To the Editor:
The U.S. is a world leader in some things, but one that isn’t to be proud of is health care spending. In 2022 our total spending was $4.4 trillion, close to 20% of total Gross Domestic Product. According to the Peterson/KKK study, our per capita spending was $13,000, vastly higher than the next highest, Germany at $7,400. And the result of all that money being spent? We rank 59th in the list of national longevity, far, far behind the “socialist” European countries and Canada with 12% of GDP on health care.
And where is all the unnecessary spending? Everywhere. Our system reeks of inefficiency from unnecessary testing, too overly expensive equipment, to completely inefficient health insurance, to unnecessary education, to fixed drug prices, and the list goes on. As an ex-editor of The New England Journal of Medicine put it, “If we had set out to design the worst health care system in the world, we couldn’t have possibly designed one as bad as the one we have.”
As an 80-year-old, I have seen massive changes in the health care industry (emphasis on “industry”). Let me share a few experiences of mine.
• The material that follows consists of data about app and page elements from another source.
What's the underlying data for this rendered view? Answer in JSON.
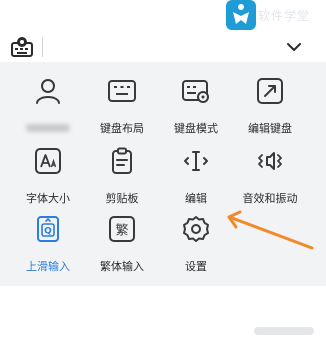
{
  "watermark": {
    "text": "软件学堂"
  },
  "toolbar": {
    "keyboard_icon": "keyboard-settings-icon",
    "collapse_icon": "chevron-down-icon"
  },
  "panel": {
    "items": [
      {
        "label": "",
        "icon": "user-icon"
      },
      {
        "label": "键盘布局",
        "icon": "keyboard-layout-icon"
      },
      {
        "label": "键盘模式",
        "icon": "keyboard-mode-icon"
      },
      {
        "label": "编辑键盘",
        "icon": "edit-keyboard-icon"
      },
      {
        "label": "字体大小",
        "icon": "font-size-icon"
      },
      {
        "label": "剪贴板",
        "icon": "clipboard-icon"
      },
      {
        "label": "编辑",
        "icon": "text-cursor-icon"
      },
      {
        "label": "音效和振动",
        "icon": "sound-vibration-icon"
      },
      {
        "label": "上滑输入",
        "icon": "swipe-up-input-icon"
      },
      {
        "label": "繁体输入",
        "icon": "traditional-input-icon",
        "glyph": "繁"
      },
      {
        "label": "设置",
        "icon": "settings-gear-icon"
      }
    ]
  },
  "colors": {
    "panel_bg": "#f2f3f5",
    "icon_stroke": "#3a3a3a",
    "active_blue": "#2a7de1",
    "arrow_orange": "#f08a2a"
  }
}
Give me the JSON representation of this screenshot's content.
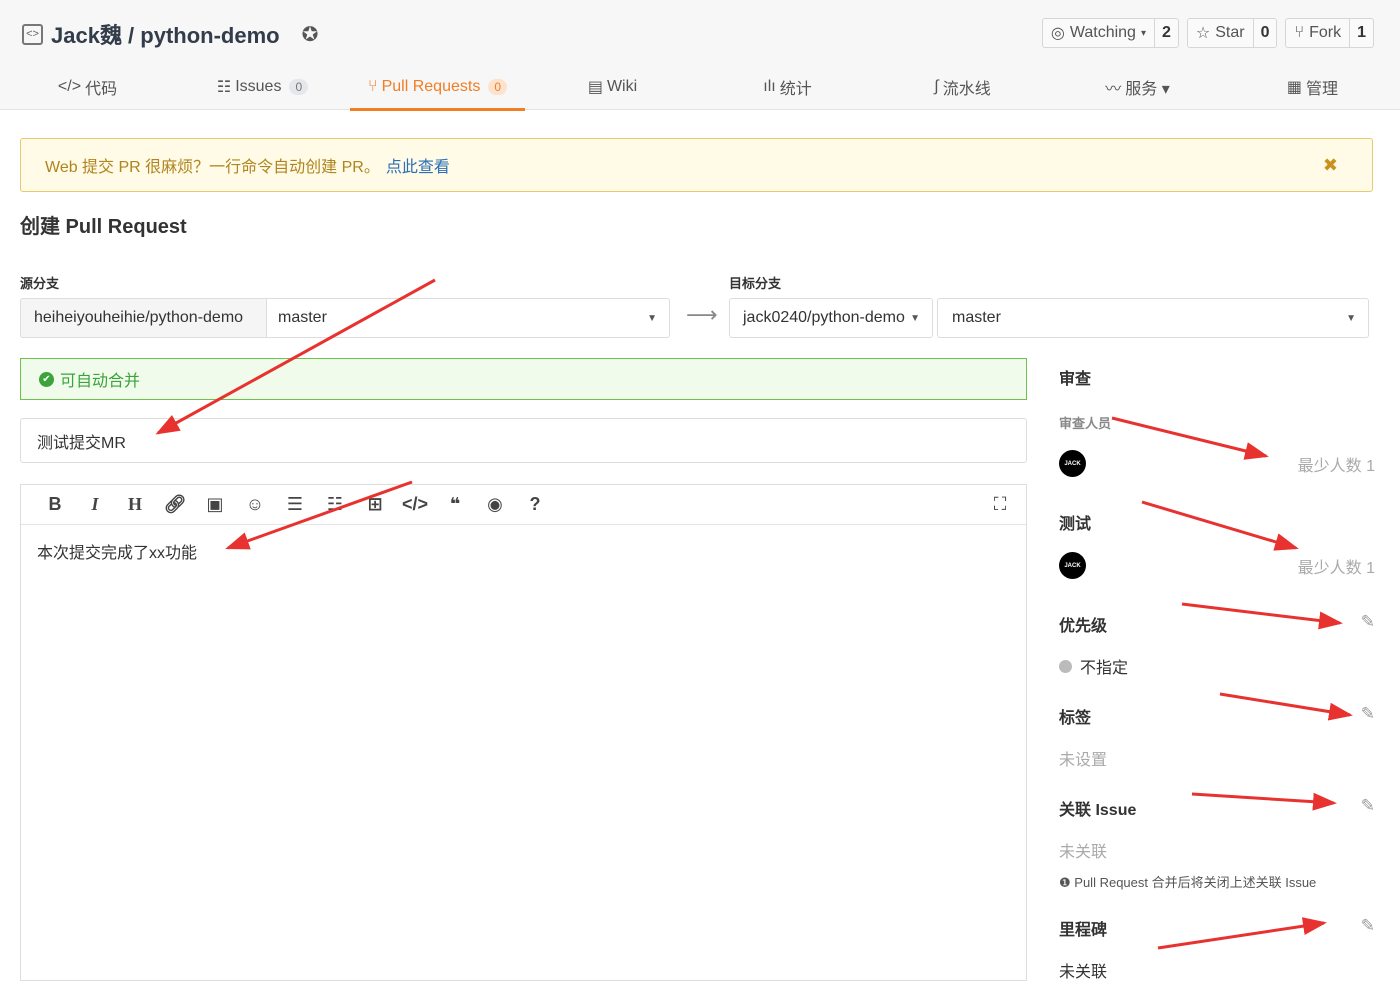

As a senior, I have been to a number of general practitioners. All but one have insisted on six-month checkups despite my pointing out to them that Canada does eight-month checkups with better health outcomes and 25% savings for Medicare. All continued to insist on them, just as they insisted on each visit that I get blood work done, despite every one of the tests coming back with exactly the same results. And the cost? $500 for routine senior visits. Remember if Medicare or insurance pays, it still comes out of someone’s pocket.
I took my wife to our family general practitioner in October 2022. She was dying and I was asking for something to help her sleep. He took one look at her from across the room and ordered – not requested, ordered – me to take her to the emergency room at Cape Regional for $10,000 worth of tests and didn’t listen to a word I said. Needless to say, the results were negative. She died two months later.
I had a hip replacement 11 years ago and was sent to a rehabilitation center a couple days later. There, the doctor assigned to me, within an hour or two, asked me to do a few leg movements, which I did. Sort of bemused he looked at me for a second and asked, “Why did they send you here?”
Another doctor came and spent two minutes showing me how to get into a wheelchair from bed and charged Medicare $200 for that service, and they actually paid him $75! I flew through the exercises but they weren’t about to let me go until my wife, who had spent 11 years as the administrator to the medical and dental staff of a hospital, spoke to them ‘firmly.’ They were going to keep me another two days for no health reason.
And which party is trying to do something about this mess? The short answer is neither is doing much, but the Democrats are doing somewhat more, even in the face of 40 years of Republican resistance. Not nearly enough, though. The U.S. health care industry is simply too big for average politicians to face their money and power. We need politicians of both parties to stand up and say, “Enough is enough” and propose actual programs to accompany those words.